§ **Task to carry out**:
Output each record exactly, with nothing omitted.

§ **Records shown**:
▼▼▼
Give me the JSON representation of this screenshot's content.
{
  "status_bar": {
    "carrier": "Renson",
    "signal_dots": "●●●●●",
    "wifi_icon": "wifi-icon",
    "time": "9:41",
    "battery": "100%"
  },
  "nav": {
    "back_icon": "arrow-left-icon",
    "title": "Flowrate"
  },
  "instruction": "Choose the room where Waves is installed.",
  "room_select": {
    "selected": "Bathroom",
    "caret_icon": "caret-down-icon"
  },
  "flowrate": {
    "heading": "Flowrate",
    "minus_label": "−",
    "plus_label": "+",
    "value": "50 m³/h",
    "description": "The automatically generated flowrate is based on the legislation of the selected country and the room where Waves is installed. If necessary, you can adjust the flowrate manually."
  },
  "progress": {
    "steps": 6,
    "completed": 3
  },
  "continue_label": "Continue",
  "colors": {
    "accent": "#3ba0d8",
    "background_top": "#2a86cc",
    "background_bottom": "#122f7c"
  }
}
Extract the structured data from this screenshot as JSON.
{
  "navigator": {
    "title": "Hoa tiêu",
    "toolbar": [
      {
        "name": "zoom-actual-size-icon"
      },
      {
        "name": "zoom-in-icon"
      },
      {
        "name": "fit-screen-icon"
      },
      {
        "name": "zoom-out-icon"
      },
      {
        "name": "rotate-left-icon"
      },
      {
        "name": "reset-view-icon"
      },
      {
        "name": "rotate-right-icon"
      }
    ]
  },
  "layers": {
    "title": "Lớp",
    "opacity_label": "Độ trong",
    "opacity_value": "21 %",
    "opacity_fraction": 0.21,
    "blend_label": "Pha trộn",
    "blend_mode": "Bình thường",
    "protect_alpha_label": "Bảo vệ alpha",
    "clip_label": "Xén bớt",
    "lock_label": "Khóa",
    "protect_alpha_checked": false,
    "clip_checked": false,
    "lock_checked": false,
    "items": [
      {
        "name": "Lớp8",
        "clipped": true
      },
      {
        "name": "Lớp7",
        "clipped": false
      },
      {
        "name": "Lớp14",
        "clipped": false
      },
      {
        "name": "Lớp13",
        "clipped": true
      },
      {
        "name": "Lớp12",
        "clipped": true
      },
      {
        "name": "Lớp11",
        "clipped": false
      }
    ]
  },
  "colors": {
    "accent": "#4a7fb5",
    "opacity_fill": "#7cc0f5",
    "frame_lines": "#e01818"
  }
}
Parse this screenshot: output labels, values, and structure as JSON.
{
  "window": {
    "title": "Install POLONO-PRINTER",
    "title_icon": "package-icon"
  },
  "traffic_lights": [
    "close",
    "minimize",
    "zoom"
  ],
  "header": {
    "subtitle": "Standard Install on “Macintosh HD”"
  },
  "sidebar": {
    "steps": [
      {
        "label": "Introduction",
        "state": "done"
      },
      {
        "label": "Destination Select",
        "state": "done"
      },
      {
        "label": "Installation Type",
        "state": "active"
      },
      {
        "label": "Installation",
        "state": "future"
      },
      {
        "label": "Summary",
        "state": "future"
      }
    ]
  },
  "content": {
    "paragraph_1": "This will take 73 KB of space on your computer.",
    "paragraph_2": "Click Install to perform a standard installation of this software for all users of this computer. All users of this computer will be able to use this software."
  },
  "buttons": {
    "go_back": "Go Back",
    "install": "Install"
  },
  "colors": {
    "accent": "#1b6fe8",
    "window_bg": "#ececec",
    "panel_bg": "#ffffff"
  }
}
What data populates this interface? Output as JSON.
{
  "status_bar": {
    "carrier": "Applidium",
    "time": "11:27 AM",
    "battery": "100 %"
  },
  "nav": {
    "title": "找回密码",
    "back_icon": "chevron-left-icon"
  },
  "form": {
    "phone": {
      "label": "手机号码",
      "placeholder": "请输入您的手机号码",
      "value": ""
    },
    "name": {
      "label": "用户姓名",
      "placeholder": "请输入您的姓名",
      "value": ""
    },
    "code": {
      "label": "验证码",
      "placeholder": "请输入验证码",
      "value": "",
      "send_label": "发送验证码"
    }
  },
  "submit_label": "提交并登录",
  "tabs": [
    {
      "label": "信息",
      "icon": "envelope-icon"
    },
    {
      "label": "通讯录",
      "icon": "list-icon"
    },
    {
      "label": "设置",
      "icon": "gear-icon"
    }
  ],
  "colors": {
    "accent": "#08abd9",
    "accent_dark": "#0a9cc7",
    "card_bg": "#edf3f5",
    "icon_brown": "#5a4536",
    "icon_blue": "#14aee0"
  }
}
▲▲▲
§ **Exercise response**:
Give me the JSON representation of this screenshot's content.
{
  "status_bar": {
    "carrier": "Renson",
    "signal_dots": "●●●●●",
    "wifi_icon": "wifi-icon",
    "time": "9:41",
    "battery": "100%"
  },
  "nav": {
    "back_icon": "arrow-left-icon",
    "title": "Flowrate"
  },
  "instruction": "Choose the room where Waves is installed.",
  "room_select": {
    "selected": "Bathroom",
    "caret_icon": "caret-down-icon"
  },
  "flowrate": {
    "heading": "Flowrate",
    "minus_label": "−",
    "plus_label": "+",
    "value": "50 m³/h",
    "description": "The automatically generated flowrate is based on the legislation of the selected country and the room where Waves is installed. If necessary, you can adjust the flowrate manually."
  },
  "progress": {
    "steps": 6,
    "completed": 3
  },
  "continue_label": "Continue",
  "colors": {
    "accent": "#3ba0d8",
    "background_top": "#2a86cc",
    "background_bottom": "#122f7c"
  }
}
Extract the structured data from this screenshot as JSON.
{
  "navigator": {
    "title": "Hoa tiêu",
    "toolbar": [
      {
        "name": "zoom-actual-size-icon"
      },
      {
        "name": "zoom-in-icon"
      },
      {
        "name": "fit-screen-icon"
      },
      {
        "name": "zoom-out-icon"
      },
      {
        "name": "rotate-left-icon"
      },
      {
        "name": "reset-view-icon"
      },
      {
        "name": "rotate-right-icon"
      }
    ]
  },
  "layers": {
    "title": "Lớp",
    "opacity_label": "Độ trong",
    "opacity_value": "21 %",
    "opacity_fraction": 0.21,
    "blend_label": "Pha trộn",
    "blend_mode": "Bình thường",
    "protect_alpha_label": "Bảo vệ alpha",
    "clip_label": "Xén bớt",
    "lock_label": "Khóa",
    "protect_alpha_checked": false,
    "clip_checked": false,
    "lock_checked": false,
    "items": [
      {
        "name": "Lớp8",
        "clipped": true
      },
      {
        "name": "Lớp7",
        "clipped": false
      },
      {
        "name": "Lớp14",
        "clipped": false
      },
      {
        "name": "Lớp13",
        "clipped": true
      },
      {
        "name": "Lớp12",
        "clipped": true
      },
      {
        "name": "Lớp11",
        "clipped": false
      }
    ]
  },
  "colors": {
    "accent": "#4a7fb5",
    "opacity_fill": "#7cc0f5",
    "frame_lines": "#e01818"
  }
}
Parse this screenshot: output labels, values, and structure as JSON.
{
  "window": {
    "title": "Install POLONO-PRINTER",
    "title_icon": "package-icon"
  },
  "traffic_lights": [
    "close",
    "minimize",
    "zoom"
  ],
  "header": {
    "subtitle": "Standard Install on “Macintosh HD”"
  },
  "sidebar": {
    "steps": [
      {
        "label": "Introduction",
        "state": "done"
      },
      {
        "label": "Destination Select",
        "state": "done"
      },
      {
        "label": "Installation Type",
        "state": "active"
      },
      {
        "label": "Installation",
        "state": "future"
      },
      {
        "label": "Summary",
        "state": "future"
      }
    ]
  },
  "content": {
    "paragraph_1": "This will take 73 KB of space on your computer.",
    "paragraph_2": "Click Install to perform a standard installation of this software for all users of this computer. All users of this computer will be able to use this software."
  },
  "buttons": {
    "go_back": "Go Back",
    "install": "Install"
  },
  "colors": {
    "accent": "#1b6fe8",
    "window_bg": "#ececec",
    "panel_bg": "#ffffff"
  }
}
What data populates this interface? Output as JSON.
{
  "status_bar": {
    "carrier": "Applidium",
    "time": "11:27 AM",
    "battery": "100 %"
  },
  "nav": {
    "title": "找回密码",
    "back_icon": "chevron-left-icon"
  },
  "form": {
    "phone": {
      "label": "手机号码",
      "placeholder": "请输入您的手机号码",
      "value": ""
    },
    "name": {
      "label": "用户姓名",
      "placeholder": "请输入您的姓名",
      "value": ""
    },
    "code": {
      "label": "验证码",
      "placeholder": "请输入验证码",
      "value": "",
      "send_label": "发送验证码"
    }
  },
  "submit_label": "提交并登录",
  "tabs": [
    {
      "label": "信息",
      "icon": "envelope-icon"
    },
    {
      "label": "通讯录",
      "icon": "list-icon"
    },
    {
      "label": "设置",
      "icon": "gear-icon"
    }
  ],
  "colors": {
    "accent": "#08abd9",
    "accent_dark": "#0a9cc7",
    "card_bg": "#edf3f5",
    "icon_brown": "#5a4536",
    "icon_blue": "#14aee0"
  }
}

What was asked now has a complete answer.